[[ Input for this task open ]]
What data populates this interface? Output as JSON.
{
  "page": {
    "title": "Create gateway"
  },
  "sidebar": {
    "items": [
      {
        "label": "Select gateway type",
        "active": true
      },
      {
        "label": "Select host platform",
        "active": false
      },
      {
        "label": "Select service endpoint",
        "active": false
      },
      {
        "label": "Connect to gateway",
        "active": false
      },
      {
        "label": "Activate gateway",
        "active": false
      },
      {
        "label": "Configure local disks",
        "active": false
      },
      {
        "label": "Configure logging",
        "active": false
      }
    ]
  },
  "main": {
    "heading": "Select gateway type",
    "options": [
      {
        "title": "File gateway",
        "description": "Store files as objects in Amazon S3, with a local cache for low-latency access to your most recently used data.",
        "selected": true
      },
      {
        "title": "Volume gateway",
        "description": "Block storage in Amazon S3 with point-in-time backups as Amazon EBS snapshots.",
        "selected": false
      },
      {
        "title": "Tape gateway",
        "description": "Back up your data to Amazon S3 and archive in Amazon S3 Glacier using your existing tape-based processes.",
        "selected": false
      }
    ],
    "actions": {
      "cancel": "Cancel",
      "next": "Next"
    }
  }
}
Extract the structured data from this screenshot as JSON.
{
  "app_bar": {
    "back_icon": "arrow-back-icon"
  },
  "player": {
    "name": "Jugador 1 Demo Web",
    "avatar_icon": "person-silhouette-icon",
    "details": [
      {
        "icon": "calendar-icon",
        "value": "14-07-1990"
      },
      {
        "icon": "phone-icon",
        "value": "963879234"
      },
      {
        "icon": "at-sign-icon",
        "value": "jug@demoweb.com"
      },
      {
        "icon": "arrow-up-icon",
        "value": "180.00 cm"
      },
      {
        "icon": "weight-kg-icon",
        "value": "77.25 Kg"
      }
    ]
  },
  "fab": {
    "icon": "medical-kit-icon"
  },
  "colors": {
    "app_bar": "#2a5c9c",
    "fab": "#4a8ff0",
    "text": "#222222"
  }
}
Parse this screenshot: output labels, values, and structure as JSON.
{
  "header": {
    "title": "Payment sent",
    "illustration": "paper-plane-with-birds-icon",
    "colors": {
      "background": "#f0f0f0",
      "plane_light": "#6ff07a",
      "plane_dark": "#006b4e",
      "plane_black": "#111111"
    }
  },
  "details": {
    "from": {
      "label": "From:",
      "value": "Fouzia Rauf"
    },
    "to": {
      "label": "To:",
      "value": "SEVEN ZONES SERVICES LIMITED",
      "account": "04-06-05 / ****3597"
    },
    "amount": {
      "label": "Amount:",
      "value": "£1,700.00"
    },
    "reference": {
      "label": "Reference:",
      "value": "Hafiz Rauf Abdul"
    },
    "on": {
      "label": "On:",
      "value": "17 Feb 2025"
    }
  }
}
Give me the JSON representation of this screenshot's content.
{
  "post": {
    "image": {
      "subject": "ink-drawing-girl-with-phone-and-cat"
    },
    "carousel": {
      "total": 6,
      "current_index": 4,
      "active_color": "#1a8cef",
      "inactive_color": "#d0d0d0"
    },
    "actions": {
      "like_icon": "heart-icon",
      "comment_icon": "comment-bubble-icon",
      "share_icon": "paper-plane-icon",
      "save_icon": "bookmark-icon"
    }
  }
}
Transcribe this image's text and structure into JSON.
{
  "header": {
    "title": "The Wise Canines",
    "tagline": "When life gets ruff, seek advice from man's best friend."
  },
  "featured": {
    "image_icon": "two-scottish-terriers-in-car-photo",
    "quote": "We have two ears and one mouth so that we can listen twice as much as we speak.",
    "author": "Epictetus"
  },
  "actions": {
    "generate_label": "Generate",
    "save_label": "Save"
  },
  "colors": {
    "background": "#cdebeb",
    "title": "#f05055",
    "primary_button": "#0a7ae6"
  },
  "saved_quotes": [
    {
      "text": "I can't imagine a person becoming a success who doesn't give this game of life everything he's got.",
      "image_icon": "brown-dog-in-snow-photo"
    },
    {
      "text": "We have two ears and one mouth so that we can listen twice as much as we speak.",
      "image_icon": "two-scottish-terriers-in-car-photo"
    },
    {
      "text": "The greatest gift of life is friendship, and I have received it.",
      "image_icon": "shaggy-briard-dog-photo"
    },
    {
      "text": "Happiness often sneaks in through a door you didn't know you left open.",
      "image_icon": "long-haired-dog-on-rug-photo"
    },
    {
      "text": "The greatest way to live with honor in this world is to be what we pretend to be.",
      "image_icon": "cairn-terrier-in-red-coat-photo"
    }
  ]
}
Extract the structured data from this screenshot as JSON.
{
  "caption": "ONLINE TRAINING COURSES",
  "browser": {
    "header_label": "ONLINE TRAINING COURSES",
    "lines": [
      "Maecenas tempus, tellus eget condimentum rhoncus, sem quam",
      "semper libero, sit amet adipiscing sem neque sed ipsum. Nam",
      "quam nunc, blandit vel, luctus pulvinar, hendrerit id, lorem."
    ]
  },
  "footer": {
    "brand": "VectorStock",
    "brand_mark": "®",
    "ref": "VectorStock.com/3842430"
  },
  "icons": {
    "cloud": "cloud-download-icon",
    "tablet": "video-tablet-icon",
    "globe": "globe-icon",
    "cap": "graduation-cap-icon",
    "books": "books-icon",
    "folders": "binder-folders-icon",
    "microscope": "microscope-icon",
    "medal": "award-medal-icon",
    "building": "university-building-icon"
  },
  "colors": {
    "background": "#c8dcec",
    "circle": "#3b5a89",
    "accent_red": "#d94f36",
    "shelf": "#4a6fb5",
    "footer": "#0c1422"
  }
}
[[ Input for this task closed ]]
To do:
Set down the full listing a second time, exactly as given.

Answer area:
What data populates this interface? Output as JSON.
{
  "page": {
    "title": "Create gateway"
  },
  "sidebar": {
    "items": [
      {
        "label": "Select gateway type",
        "active": true
      },
      {
        "label": "Select host platform",
        "active": false
      },
      {
        "label": "Select service endpoint",
        "active": false
      },
      {
        "label": "Connect to gateway",
        "active": false
      },
      {
        "label": "Activate gateway",
        "active": false
      },
      {
        "label": "Configure local disks",
        "active": false
      },
      {
        "label": "Configure logging",
        "active": false
      }
    ]
  },
  "main": {
    "heading": "Select gateway type",
    "options": [
      {
        "title": "File gateway",
        "description": "Store files as objects in Amazon S3, with a local cache for low-latency access to your most recently used data.",
        "selected": true
      },
      {
        "title": "Volume gateway",
        "description": "Block storage in Amazon S3 with point-in-time backups as Amazon EBS snapshots.",
        "selected": false
      },
      {
        "title": "Tape gateway",
        "description": "Back up your data to Amazon S3 and archive in Amazon S3 Glacier using your existing tape-based processes.",
        "selected": false
      }
    ],
    "actions": {
      "cancel": "Cancel",
      "next": "Next"
    }
  }
}
Extract the structured data from this screenshot as JSON.
{
  "app_bar": {
    "back_icon": "arrow-back-icon"
  },
  "player": {
    "name": "Jugador 1 Demo Web",
    "avatar_icon": "person-silhouette-icon",
    "details": [
      {
        "icon": "calendar-icon",
        "value": "14-07-1990"
      },
      {
        "icon": "phone-icon",
        "value": "963879234"
      },
      {
        "icon": "at-sign-icon",
        "value": "jug@demoweb.com"
      },
      {
        "icon": "arrow-up-icon",
        "value": "180.00 cm"
      },
      {
        "icon": "weight-kg-icon",
        "value": "77.25 Kg"
      }
    ]
  },
  "fab": {
    "icon": "medical-kit-icon"
  },
  "colors": {
    "app_bar": "#2a5c9c",
    "fab": "#4a8ff0",
    "text": "#222222"
  }
}
Parse this screenshot: output labels, values, and structure as JSON.
{
  "header": {
    "title": "Payment sent",
    "illustration": "paper-plane-with-birds-icon",
    "colors": {
      "background": "#f0f0f0",
      "plane_light": "#6ff07a",
      "plane_dark": "#006b4e",
      "plane_black": "#111111"
    }
  },
  "details": {
    "from": {
      "label": "From:",
      "value": "Fouzia Rauf"
    },
    "to": {
      "label": "To:",
      "value": "SEVEN ZONES SERVICES LIMITED",
      "account": "04-06-05 / ****3597"
    },
    "amount": {
      "label": "Amount:",
      "value": "£1,700.00"
    },
    "reference": {
      "label": "Reference:",
      "value": "Hafiz Rauf Abdul"
    },
    "on": {
      "label": "On:",
      "value": "17 Feb 2025"
    }
  }
}
Give me the JSON representation of this screenshot's content.
{
  "post": {
    "image": {
      "subject": "ink-drawing-girl-with-phone-and-cat"
    },
    "carousel": {
      "total": 6,
      "current_index": 4,
      "active_color": "#1a8cef",
      "inactive_color": "#d0d0d0"
    },
    "actions": {
      "like_icon": "heart-icon",
      "comment_icon": "comment-bubble-icon",
      "share_icon": "paper-plane-icon",
      "save_icon": "bookmark-icon"
    }
  }
}
Transcribe this image's text and structure into JSON.
{
  "header": {
    "title": "The Wise Canines",
    "tagline": "When life gets ruff, seek advice from man's best friend."
  },
  "featured": {
    "image_icon": "two-scottish-terriers-in-car-photo",
    "quote": "We have two ears and one mouth so that we can listen twice as much as we speak.",
    "author": "Epictetus"
  },
  "actions": {
    "generate_label": "Generate",
    "save_label": "Save"
  },
  "colors": {
    "background": "#cdebeb",
    "title": "#f05055",
    "primary_button": "#0a7ae6"
  },
  "saved_quotes": [
    {
      "text": "I can't imagine a person becoming a success who doesn't give this game of life everything he's got.",
      "image_icon": "brown-dog-in-snow-photo"
    },
    {
      "text": "We have two ears and one mouth so that we can listen twice as much as we speak.",
      "image_icon": "two-scottish-terriers-in-car-photo"
    },
    {
      "text": "The greatest gift of life is friendship, and I have received it.",
      "image_icon": "shaggy-briard-dog-photo"
    },
    {
      "text": "Happiness often sneaks in through a door you didn't know you left open.",
      "image_icon": "long-haired-dog-on-rug-photo"
    },
    {
      "text": "The greatest way to live with honor in this world is to be what we pretend to be.",
      "image_icon": "cairn-terrier-in-red-coat-photo"
    }
  ]
}
Extract the structured data from this screenshot as JSON.
{
  "caption": "ONLINE TRAINING COURSES",
  "browser": {
    "header_label": "ONLINE TRAINING COURSES",
    "lines": [
      "Maecenas tempus, tellus eget condimentum rhoncus, sem quam",
      "semper libero, sit amet adipiscing sem neque sed ipsum. Nam",
      "quam nunc, blandit vel, luctus pulvinar, hendrerit id, lorem."
    ]
  },
  "footer": {
    "brand": "VectorStock",
    "brand_mark": "®",
    "ref": "VectorStock.com/3842430"
  },
  "icons": {
    "cloud": "cloud-download-icon",
    "tablet": "video-tablet-icon",
    "globe": "globe-icon",
    "cap": "graduation-cap-icon",
    "books": "books-icon",
    "folders": "binder-folders-icon",
    "microscope": "microscope-icon",
    "medal": "award-medal-icon",
    "building": "university-building-icon"
  },
  "colors": {
    "background": "#c8dcec",
    "circle": "#3b5a89",
    "accent_red": "#d94f36",
    "shelf": "#4a6fb5",
    "footer": "#0c1422"
  }
}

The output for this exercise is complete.